This was a God-moment, where one small introductory thought floods the soul with a river of revelation. I knew the primary revelation of the Father's name was Yahweh and the name of the Son, of course, is Jesus. I recalled all the "compound names" of God in the Bible, but again could not identify the actual name of the Holy Spirit. It struck me as profound that, in a lifetime of ministry, I could not remember once reading or hearing a teaching about the name of the Holy Spirit. I saw that every good work, every miracle of grace, every spiritual advancement I obtained, even those that came in spite of myself, had occurred through the work of the Holy Spirit. Yet, He never drew attention to Himself, choosing instead to direct my praise toward the Father or the Son. Amazingly, for all His work, I did not know His name or think to ask Him!

Then the revelation gloriously expanded. Suddenly, I realized that everything that was accomplished worldwide was the result of the Holy Spirit. Not one genuine virtue emerged in anyone apart from His working, whether it was concerning the prayer movement, reconciliation between denominations and races, the renewal, various revivals that had sprung forth throughout the world, or the increasing harvest of the nations -- all was the work of the Holy Spirit. Yet, no one knew His name!

Still He was not done with me. I was even more astonished when I quickly searched my memory of the Scriptures and, to my knowledge, could recall no prophet, priest or king whom the Holy Spirit inspired to reveal His name! Did I know His name? No! Throughout history, from brooding over the pre-creation universe to strengthening the Son of God at the cross, He had accomplished all the work of the Godhead, yet He never revealed His name.

This truth hit me as a burning revelation. The nature of the Holy Spirit is in stark contrast to our human desires to be seen, praised and recognized. I saw how the Holy Spirit truly, passionately delights in hiddenness.
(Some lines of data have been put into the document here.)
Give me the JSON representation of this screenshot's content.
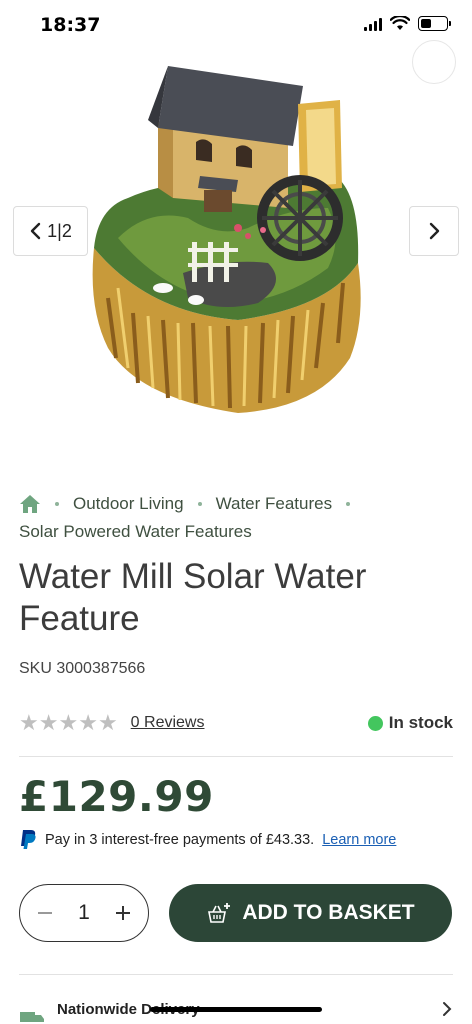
{
  "status_bar": {
    "time": "18:37",
    "battery_level": 0.4
  },
  "gallery": {
    "counter": "1|2"
  },
  "breadcrumb": {
    "items": [
      "Outdoor Living",
      "Water Features",
      "Solar Powered Water Features"
    ]
  },
  "product": {
    "title": "Water Mill Solar Water Feature",
    "sku": "SKU 3000387566",
    "rating": 0,
    "rating_max": 5,
    "reviews_label": "0 Reviews",
    "stock_label": "In stock",
    "price": "£129.99"
  },
  "paypal": {
    "text": "Pay in 3 interest-free payments of £43.33.",
    "link": "Learn more"
  },
  "quantity": {
    "value": "1"
  },
  "cart": {
    "add_label": "ADD TO BASKET"
  },
  "delivery": {
    "title": "Nationwide Delivery"
  },
  "colors": {
    "accent": "#2c4637",
    "price": "#2f4a36",
    "stock": "#43c65e",
    "link": "#1a5fb4",
    "breadcrumb_home": "#6fa580"
  }
}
Then I saw the most wonderful unveiling of all: the passions of the Holy Spirit's heart. Two blazing fires consume His every thought: to see Jesus glorified and the Father's will accomplished on earth. Here, before my eyes, I saw perfect humility and complete obedience -- the God-pattern that would lead me to spiritual rest and maturity.

Beloved, if we would truly be filled with the Spirit, we too must abandon the quest for recognition. God sees and knows our works. Whether or not a promotion comes in this world, the reward we must seek is that which comes from heaven. Until then, let us seek the fulness of the Holy Spirit, whose glorious delight is to work in hiddenness.

Lord, forgive me for seeking recognition from man. Help me blessed Holy Spirit to be filled with Your substance -- Your thoughts and motives, Your contentment and power. Live Your marvelous life of hiddenness through us that Jesus may truly be glorified and the Father's will be fully accomplished.